Let’s look at the actual speeds being produced when printing with a 0.40mm nozzle:

0.40mm Nozzle Speeds

Fig. 47 0.40mm Nozzle Speeds

While we’ve got our infill speed set to 180mm/s, we’re never actually hitting that speed. Our perimeter speeds are a fraction of that (per our settings), but even infill is printing somewhere nearer 150mm/s. The reason for this is a combination of time required to come up to full speed due to acceleration and jerk settings, and most of all, MVS:

0.40mm Nozzle MVS

Fig. 48 0.40mm Nozzle MVS

Speeds are being throttled to maintain our MVS setting (11.5 mm3/s) on infill. Now compare to our 0.80mm nozzle results:

0.80mm Nozzle Speeds

Fig. 49 0.80mm Nozzle Speeds

Speeds have dropped off, but we’re spending a lot less time printing narrow perimeters. Every pass lays down twice as much plastic, which reduces lines to be printed. Printing a line faster will never be faster than 0! You can really see the effect when viewing MVS:

0.80mm Nozzle MVS

Fig. 50 0.80mm Nozzle MVS

Much fewer lines, and proportionally a lot more time extruding at maximum.

In slicers like Slic3rPE and KISSlicer that allow using max volumetric speeds, MVS is the easiest setting to change.

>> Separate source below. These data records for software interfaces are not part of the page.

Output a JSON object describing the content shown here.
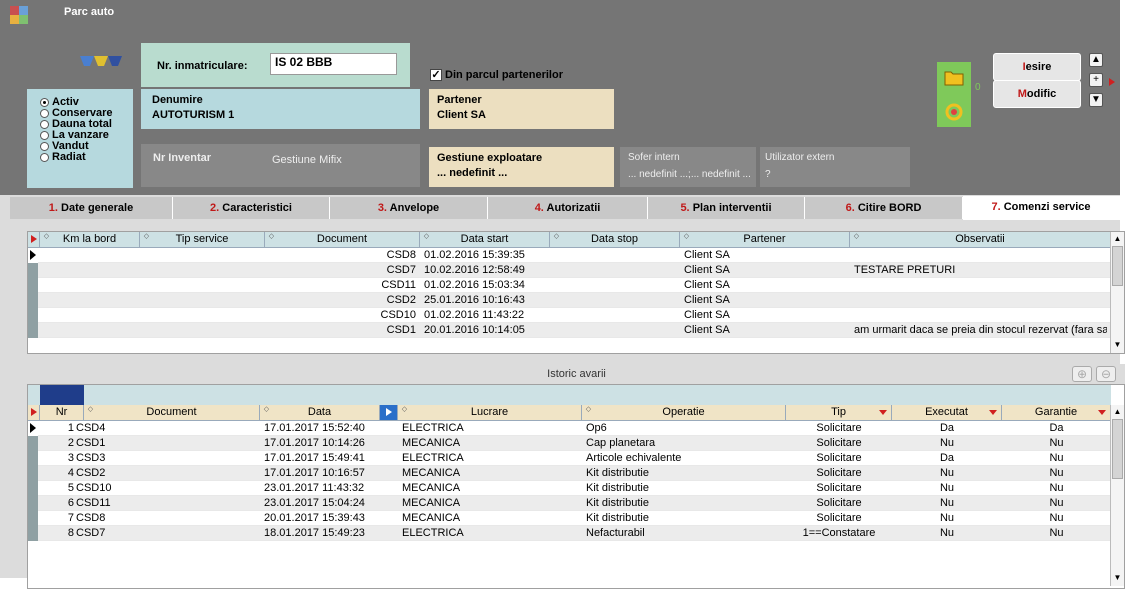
{
  "window": {
    "title": "Parc auto"
  },
  "status": {
    "options": [
      "Activ",
      "Conservare",
      "Dauna total",
      "La vanzare",
      "Vandut",
      "Radiat"
    ],
    "selected": "Activ"
  },
  "vehicle": {
    "plate_label": "Nr. inmatriculare:",
    "plate_value": "IS 02 BBB",
    "name_label": "Denumire",
    "name_value": "AUTOTURISM 1",
    "inventory_label": "Nr Inventar",
    "inventory_mgmt": "Gestiune Mifix"
  },
  "partner": {
    "checkbox_label": "Din parcul partenerilor",
    "checkbox_mark": "✓",
    "label": "Partener",
    "value": "Client SA"
  },
  "exploitation": {
    "label": "Gestiune exploatare",
    "value": "... nedefinit ..."
  },
  "driver": {
    "label": "Sofer intern",
    "value": "... nedefinit ...;... nedefinit ..."
  },
  "ext_user": {
    "label": "Utilizator extern",
    "value": "?"
  },
  "side": {
    "counter": "0"
  },
  "buttons": {
    "exit_hot": "I",
    "exit_rest": "esire",
    "modify_hot": "M",
    "modify_rest": "odific",
    "up": "▲",
    "plus": "+",
    "down": "▼"
  },
  "tabs": [
    {
      "num": "1.",
      "label": "Date generale"
    },
    {
      "num": "2.",
      "label": "Caracteristici"
    },
    {
      "num": "3.",
      "label": "Anvelope"
    },
    {
      "num": "4.",
      "label": "Autorizatii"
    },
    {
      "num": "5.",
      "label": "Plan interventii"
    },
    {
      "num": "6.",
      "label": "Citire BORD"
    },
    {
      "num": "7.",
      "label": "Comenzi service"
    }
  ],
  "orders": {
    "columns": [
      "Km la bord",
      "Tip service",
      "Document",
      "Data start",
      "Data stop",
      "Partener",
      "Observatii"
    ],
    "rows": [
      {
        "km": "",
        "tip": "",
        "doc": "CSD8",
        "start": "01.02.2016 15:39:35",
        "stop": "",
        "partner": "Client SA",
        "obs": ""
      },
      {
        "km": "",
        "tip": "",
        "doc": "CSD7",
        "start": "10.02.2016 12:58:49",
        "stop": "",
        "partner": "Client SA",
        "obs": "TESTARE PRETURI"
      },
      {
        "km": "",
        "tip": "",
        "doc": "CSD11",
        "start": "01.02.2016 15:03:34",
        "stop": "",
        "partner": "Client SA",
        "obs": ""
      },
      {
        "km": "",
        "tip": "",
        "doc": "CSD2",
        "start": "25.01.2016 10:16:43",
        "stop": "",
        "partner": "Client SA",
        "obs": ""
      },
      {
        "km": "",
        "tip": "",
        "doc": "CSD10",
        "start": "01.02.2016 11:43:22",
        "stop": "",
        "partner": "Client SA",
        "obs": ""
      },
      {
        "km": "",
        "tip": "",
        "doc": "CSD1",
        "start": "20.01.2016 10:14:05",
        "stop": "",
        "partner": "Client SA",
        "obs": "am urmarit daca se preia din stocul rezervat (fara sa am"
      }
    ]
  },
  "history": {
    "title": "Istoric avarii",
    "add_icon": "⊕",
    "remove_icon": "⊖",
    "columns": [
      "Nr",
      "Document",
      "Data",
      "Lucrare",
      "Operatie",
      "Tip",
      "Executat",
      "Garantie"
    ],
    "rows": [
      {
        "nr": "1",
        "doc": "CSD4",
        "date": "17.01.2017 15:52:40",
        "work": "ELECTRICA",
        "op": "Op6",
        "type": "Solicitare",
        "done": "Da",
        "warranty": "Da"
      },
      {
        "nr": "2",
        "doc": "CSD1",
        "date": "17.01.2017 10:14:26",
        "work": "MECANICA",
        "op": "Cap planetara",
        "type": "Solicitare",
        "done": "Nu",
        "warranty": "Nu"
      },
      {
        "nr": "3",
        "doc": "CSD3",
        "date": "17.01.2017 15:49:41",
        "work": "ELECTRICA",
        "op": "Articole echivalente",
        "type": "Solicitare",
        "done": "Da",
        "warranty": "Nu"
      },
      {
        "nr": "4",
        "doc": "CSD2",
        "date": "17.01.2017 10:16:57",
        "work": "MECANICA",
        "op": "Kit distributie",
        "type": "Solicitare",
        "done": "Nu",
        "warranty": "Nu"
      },
      {
        "nr": "5",
        "doc": "CSD10",
        "date": "23.01.2017 11:43:32",
        "work": "MECANICA",
        "op": "Kit distributie",
        "type": "Solicitare",
        "done": "Nu",
        "warranty": "Nu"
      },
      {
        "nr": "6",
        "doc": "CSD11",
        "date": "23.01.2017 15:04:24",
        "work": "MECANICA",
        "op": "Kit distributie",
        "type": "Solicitare",
        "done": "Nu",
        "warranty": "Nu"
      },
      {
        "nr": "7",
        "doc": "CSD8",
        "date": "20.01.2017 15:39:43",
        "work": "MECANICA",
        "op": "Kit distributie",
        "type": "Solicitare",
        "done": "Nu",
        "warranty": "Nu"
      },
      {
        "nr": "8",
        "doc": "CSD7",
        "date": "18.01.2017 15:49:23",
        "work": "ELECTRICA",
        "op": "Nefacturabil",
        "type": "1==Constatare",
        "done": "Nu",
        "warranty": "Nu"
      }
    ]
  },
  "colors": {
    "header": "#757575",
    "green_box": "#b9dccf",
    "blue_box": "#b6d9de",
    "beige_box": "#ecdfc0",
    "accent_red": "#c01818"
  }
}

In other slicers, you have to reverse-engineer the speeds to use based on your extrusion width and layer height.

If you really want to go down the rabbit hole, consider how this impacts prints when you use software that can use adaptive layer heights such as Cura and KISSlicer. Layers between 0.05 and 0.48mm could be used in the same print. It’s pretty trippy, man. Far out stuff.

Why else does nozzle size matter? The Prusa PLA preset has the max volumetric speed (under Advanced) set to 15 mm3/s. Prusa’s preset for PETG is 8 mm3/s. The E3D V6 limit is generally considered around 11.5 mm3/s. Read through many of the posts on extruder problems and you’ll see many in which PLA is a problem, but PETG works well. Think about it!

Getting your nozzles right really ties the printer together.

I’ve put more notes on nozzle sizes and their impact on print times here.

Footnotes

[1]The Square–Cube Law

Contact and feedback

You can find me on the Prusa forums or Reddit where I lurk in many of the 3D printing-related subreddits.

Last updated on Nov 01, 2018